Washington University Libraries awarded the inaugural Newman Exploration Travel Fund (NEXT) scholarships and grants in May 2018. The awards are made possible through a generous donation from the Eric P. and Evelyn E. Newman Foundation and are open to Washington University undergraduate and graduate students, faculty members, and staff on the Danforth Campus. NEXT recipients use the awards to fund research, personal development, or service projects with a travel component. Winners must complete their travels within nine months of receiving their awards and share their experiences with their peers upon their return.
On Thursday, April 25, from 3:00–4:30 p.m., in John M. Olin Library, five of the 2018 winners will talk about their travels during a panel discussion and poster session. The 45-minute panel discussion will take place in Room 142 of Olin Library. Roumy Theunissen, director of Global Conversations in the Office of Public Affairs, will serve as moderator. A poster session in the Newman Exploration Center will follow the discussion.
The NEXT 2018 presenters are:

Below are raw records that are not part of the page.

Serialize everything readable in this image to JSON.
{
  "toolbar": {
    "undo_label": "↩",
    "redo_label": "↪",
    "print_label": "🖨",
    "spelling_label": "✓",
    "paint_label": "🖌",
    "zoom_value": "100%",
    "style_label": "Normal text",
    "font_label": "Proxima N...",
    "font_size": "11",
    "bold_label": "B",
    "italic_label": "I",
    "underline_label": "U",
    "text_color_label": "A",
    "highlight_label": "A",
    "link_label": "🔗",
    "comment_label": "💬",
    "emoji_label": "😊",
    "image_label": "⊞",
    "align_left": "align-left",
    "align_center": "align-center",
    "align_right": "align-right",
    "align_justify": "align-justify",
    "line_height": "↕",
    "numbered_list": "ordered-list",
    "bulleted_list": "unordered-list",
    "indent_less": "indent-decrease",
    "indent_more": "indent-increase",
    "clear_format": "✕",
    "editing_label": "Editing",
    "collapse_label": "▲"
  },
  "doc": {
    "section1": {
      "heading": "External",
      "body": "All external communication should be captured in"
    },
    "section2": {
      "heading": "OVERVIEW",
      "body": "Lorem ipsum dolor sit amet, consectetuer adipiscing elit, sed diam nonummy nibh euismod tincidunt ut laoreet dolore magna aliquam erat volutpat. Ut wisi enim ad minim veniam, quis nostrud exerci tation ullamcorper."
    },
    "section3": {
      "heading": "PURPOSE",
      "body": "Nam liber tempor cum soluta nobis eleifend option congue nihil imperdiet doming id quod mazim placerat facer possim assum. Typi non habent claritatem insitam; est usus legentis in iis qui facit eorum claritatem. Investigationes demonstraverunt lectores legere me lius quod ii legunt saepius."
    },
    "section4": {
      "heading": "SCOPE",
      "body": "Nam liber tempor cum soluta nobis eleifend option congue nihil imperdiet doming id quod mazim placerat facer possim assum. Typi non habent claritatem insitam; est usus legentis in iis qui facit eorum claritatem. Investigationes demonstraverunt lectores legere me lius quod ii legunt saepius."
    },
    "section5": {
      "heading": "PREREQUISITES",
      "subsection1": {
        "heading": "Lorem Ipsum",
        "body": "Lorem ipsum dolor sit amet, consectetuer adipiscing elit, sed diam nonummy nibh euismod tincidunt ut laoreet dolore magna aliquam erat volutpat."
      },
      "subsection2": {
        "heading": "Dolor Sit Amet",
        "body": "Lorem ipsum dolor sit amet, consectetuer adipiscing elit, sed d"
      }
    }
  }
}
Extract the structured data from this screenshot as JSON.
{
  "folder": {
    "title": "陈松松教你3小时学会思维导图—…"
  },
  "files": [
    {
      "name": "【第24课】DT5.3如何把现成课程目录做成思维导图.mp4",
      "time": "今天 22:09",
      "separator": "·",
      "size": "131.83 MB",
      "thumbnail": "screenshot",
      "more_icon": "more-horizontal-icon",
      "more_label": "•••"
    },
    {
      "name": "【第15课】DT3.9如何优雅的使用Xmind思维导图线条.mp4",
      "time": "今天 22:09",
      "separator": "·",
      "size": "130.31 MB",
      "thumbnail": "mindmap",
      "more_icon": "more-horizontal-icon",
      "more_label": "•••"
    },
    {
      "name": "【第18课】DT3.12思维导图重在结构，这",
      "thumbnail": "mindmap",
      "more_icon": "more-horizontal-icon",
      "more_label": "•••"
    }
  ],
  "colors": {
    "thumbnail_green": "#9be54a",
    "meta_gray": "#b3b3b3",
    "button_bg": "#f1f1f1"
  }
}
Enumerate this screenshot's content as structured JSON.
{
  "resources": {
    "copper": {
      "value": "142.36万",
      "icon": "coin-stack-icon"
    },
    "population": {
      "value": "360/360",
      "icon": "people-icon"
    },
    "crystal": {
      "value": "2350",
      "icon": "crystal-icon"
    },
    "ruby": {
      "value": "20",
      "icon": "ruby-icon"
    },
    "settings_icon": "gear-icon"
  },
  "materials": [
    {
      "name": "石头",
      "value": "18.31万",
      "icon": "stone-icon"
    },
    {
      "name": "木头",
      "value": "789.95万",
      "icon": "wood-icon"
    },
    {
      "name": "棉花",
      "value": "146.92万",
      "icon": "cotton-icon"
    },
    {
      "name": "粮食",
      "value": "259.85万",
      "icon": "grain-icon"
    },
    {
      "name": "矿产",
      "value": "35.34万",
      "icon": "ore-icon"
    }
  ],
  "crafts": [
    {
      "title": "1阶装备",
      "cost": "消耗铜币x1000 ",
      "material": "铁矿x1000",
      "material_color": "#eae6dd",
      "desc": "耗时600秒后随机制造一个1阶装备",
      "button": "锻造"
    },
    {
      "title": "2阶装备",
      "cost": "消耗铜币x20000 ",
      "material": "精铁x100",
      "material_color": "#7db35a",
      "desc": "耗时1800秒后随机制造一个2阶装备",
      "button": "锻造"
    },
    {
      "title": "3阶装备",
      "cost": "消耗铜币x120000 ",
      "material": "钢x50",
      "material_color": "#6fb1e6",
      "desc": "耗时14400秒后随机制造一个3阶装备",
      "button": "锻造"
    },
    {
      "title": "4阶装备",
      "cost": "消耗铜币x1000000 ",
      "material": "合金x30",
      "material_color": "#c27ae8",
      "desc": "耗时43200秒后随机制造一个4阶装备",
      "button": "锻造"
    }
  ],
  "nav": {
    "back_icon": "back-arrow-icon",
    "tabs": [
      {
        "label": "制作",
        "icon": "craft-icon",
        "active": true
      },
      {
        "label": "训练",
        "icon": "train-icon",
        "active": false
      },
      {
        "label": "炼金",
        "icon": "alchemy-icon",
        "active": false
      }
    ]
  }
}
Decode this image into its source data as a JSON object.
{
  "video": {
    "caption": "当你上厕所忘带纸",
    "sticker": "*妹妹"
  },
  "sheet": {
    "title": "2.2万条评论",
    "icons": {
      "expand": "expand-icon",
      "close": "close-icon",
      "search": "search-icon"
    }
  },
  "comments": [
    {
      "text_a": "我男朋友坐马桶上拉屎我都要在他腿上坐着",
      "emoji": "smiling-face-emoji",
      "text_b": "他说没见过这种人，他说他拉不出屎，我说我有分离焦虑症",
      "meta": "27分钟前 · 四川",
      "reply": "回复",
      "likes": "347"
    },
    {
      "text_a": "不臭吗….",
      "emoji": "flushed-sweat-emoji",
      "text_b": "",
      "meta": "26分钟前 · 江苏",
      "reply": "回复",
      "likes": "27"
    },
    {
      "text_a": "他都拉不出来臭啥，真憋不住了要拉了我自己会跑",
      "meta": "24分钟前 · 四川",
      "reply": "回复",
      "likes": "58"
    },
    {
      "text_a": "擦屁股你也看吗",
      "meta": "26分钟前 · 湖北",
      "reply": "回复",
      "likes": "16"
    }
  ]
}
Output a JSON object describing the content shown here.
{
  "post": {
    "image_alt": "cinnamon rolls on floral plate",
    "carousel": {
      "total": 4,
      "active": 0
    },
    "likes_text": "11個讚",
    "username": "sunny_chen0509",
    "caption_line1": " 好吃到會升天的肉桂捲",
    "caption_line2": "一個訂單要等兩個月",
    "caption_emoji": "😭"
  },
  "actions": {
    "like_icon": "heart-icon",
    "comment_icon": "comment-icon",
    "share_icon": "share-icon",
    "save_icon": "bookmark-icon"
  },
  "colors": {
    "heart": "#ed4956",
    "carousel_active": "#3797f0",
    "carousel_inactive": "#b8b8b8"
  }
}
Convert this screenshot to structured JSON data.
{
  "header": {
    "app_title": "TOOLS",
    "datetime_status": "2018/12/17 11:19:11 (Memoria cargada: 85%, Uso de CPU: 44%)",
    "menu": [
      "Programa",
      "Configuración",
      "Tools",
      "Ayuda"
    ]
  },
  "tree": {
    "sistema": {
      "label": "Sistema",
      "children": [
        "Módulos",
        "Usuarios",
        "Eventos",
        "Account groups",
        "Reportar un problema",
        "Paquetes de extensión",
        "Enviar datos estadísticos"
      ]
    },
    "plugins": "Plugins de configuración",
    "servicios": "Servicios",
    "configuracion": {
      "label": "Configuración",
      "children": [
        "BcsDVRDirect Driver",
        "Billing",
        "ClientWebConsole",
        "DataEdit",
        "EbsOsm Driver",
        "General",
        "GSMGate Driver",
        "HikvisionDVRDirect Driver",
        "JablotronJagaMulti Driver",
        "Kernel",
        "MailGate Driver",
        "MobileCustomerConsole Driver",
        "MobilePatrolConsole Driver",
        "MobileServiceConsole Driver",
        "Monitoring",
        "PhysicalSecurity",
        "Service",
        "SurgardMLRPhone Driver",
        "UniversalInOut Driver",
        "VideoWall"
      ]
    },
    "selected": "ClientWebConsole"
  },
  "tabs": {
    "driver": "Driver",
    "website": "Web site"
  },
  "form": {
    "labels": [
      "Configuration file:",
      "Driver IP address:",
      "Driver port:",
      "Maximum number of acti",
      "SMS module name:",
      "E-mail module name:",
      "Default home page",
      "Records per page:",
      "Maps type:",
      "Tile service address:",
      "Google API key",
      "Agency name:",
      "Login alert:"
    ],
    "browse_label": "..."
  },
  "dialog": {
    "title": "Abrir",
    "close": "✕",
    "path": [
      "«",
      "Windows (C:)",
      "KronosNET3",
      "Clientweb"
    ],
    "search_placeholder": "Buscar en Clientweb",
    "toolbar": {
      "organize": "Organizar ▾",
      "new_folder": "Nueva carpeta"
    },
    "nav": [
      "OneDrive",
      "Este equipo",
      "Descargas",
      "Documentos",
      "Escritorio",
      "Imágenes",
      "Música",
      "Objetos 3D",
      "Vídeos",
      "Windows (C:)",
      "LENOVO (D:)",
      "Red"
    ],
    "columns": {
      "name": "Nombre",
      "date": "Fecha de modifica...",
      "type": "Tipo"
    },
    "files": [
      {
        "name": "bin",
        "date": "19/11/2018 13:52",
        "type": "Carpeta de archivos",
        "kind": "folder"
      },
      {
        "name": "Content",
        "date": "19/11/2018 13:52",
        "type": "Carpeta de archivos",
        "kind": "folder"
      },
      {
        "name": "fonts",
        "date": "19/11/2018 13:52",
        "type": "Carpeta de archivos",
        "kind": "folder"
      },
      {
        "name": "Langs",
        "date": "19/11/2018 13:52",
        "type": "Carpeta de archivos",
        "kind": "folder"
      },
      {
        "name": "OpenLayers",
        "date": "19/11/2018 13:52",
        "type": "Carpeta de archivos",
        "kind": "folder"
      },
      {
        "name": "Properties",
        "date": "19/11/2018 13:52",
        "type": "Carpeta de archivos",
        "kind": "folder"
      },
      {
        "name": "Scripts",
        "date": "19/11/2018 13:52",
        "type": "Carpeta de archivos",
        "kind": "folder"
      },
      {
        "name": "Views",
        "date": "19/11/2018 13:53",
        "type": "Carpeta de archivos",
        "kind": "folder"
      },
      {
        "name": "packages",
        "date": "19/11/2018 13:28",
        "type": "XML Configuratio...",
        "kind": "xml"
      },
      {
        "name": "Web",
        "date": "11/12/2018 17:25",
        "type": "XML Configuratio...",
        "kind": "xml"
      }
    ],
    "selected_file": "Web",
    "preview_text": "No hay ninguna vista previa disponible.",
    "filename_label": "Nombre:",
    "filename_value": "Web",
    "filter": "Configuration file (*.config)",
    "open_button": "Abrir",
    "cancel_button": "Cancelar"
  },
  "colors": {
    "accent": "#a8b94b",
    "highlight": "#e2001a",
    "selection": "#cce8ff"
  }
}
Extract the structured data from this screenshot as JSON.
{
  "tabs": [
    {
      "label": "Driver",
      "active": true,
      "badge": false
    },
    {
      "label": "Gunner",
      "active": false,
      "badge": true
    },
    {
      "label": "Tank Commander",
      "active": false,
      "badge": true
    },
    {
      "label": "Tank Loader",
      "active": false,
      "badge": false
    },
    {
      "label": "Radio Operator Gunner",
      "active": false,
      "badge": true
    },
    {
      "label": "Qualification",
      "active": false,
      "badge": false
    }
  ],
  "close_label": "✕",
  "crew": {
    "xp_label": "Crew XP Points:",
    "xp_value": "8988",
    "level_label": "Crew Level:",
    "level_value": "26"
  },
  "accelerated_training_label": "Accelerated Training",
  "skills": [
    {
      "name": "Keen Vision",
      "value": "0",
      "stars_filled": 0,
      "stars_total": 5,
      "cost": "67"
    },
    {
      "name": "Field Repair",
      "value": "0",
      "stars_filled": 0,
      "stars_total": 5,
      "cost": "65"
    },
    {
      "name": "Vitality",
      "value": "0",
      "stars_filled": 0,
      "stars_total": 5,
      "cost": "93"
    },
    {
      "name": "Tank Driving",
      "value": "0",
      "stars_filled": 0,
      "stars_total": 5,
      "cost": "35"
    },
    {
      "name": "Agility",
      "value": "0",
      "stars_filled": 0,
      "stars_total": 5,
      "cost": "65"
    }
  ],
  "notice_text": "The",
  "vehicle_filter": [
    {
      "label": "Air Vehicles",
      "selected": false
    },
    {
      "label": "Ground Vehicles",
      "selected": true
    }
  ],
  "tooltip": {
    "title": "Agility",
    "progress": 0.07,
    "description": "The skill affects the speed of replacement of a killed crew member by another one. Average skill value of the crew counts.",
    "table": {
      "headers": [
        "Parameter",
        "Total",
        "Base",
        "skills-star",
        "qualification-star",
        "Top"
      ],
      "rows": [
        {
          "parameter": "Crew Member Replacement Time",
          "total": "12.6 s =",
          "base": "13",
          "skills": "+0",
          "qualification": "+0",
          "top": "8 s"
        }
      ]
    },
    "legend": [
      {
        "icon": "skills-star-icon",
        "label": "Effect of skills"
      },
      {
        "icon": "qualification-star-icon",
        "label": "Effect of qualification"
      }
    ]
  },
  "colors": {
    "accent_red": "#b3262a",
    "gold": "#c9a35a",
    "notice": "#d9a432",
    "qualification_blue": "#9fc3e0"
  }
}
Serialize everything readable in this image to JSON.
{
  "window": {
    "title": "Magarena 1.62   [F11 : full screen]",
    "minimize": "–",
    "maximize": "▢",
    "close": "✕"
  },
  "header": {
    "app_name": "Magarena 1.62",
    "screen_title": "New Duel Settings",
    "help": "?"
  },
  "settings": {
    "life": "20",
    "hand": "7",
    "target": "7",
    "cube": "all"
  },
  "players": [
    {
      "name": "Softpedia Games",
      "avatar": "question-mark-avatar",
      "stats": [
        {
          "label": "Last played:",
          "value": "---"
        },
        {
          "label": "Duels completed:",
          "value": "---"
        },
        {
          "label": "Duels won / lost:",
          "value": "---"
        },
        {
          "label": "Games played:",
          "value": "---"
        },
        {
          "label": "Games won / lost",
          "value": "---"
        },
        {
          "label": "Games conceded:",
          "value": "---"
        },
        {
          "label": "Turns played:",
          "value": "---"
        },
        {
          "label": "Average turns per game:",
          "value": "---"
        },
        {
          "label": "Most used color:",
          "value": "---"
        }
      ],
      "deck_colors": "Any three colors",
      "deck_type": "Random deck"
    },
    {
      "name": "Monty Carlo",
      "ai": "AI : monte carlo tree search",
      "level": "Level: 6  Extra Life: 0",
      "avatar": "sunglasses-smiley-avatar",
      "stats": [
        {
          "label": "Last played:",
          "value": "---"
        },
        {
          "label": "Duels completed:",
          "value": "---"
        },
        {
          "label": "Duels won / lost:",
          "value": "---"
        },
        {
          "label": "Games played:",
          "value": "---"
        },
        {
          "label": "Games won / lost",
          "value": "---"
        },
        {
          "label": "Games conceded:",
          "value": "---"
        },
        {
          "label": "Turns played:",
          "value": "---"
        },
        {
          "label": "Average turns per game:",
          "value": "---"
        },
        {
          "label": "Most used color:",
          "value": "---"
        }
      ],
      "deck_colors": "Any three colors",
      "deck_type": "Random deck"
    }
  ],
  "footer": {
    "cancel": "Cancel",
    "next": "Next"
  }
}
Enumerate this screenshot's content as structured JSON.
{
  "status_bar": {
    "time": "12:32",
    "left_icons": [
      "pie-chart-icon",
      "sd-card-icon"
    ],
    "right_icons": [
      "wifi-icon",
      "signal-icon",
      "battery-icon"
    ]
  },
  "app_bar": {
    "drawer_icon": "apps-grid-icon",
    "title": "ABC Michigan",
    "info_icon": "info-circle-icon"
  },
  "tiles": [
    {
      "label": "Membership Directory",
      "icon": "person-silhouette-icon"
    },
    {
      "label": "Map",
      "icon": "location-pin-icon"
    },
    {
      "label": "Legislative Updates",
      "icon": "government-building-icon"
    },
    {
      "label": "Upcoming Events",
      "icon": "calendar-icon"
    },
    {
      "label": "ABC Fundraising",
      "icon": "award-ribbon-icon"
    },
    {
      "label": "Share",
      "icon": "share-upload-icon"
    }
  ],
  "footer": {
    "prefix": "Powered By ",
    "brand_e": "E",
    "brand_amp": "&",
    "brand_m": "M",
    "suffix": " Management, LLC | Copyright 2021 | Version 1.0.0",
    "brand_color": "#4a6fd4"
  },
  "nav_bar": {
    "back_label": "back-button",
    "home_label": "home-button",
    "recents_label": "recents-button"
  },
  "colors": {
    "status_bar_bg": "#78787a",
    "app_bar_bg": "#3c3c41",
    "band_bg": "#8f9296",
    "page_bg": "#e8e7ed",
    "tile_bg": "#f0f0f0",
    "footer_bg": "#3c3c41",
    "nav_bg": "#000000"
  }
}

Gabriela Hall, a systems engineering student at the School of Engineering & Applied Science. Hall completed robotics research in Germany to gain an understanding of the public’s relationship with the German scientific and academic community.
James Lucas, a PhD candidate in ecology in Arts & Sciences. Lucas traveled to Nepal, Vietnam, and Japan to document papermaking traditions with the goal of introducing the global origami community to those traditions.
Laurie Maffly-Kipp, the Archer Alexander Distinguished Professor in the John C. Danforth Center on Religion and Politics. Maffly-Kipp traveled to Ghana and Portugal to study the history of the African slave trade.
Thomas Malkowicz, video producer at Public Affairs. Malkowicz traveled to Vietnam to explore the country, learn from faculty research, and develop relationships with Vietnamese students at Washington University.
Janary Stanton, administrative assistant for African & African American Studies in Arts & Sciences. Stanton traveled to Kenya to work on the African Oral History project.
Fore more information about NEXT, contact Newman Exploration Center guide Jennifer Killion.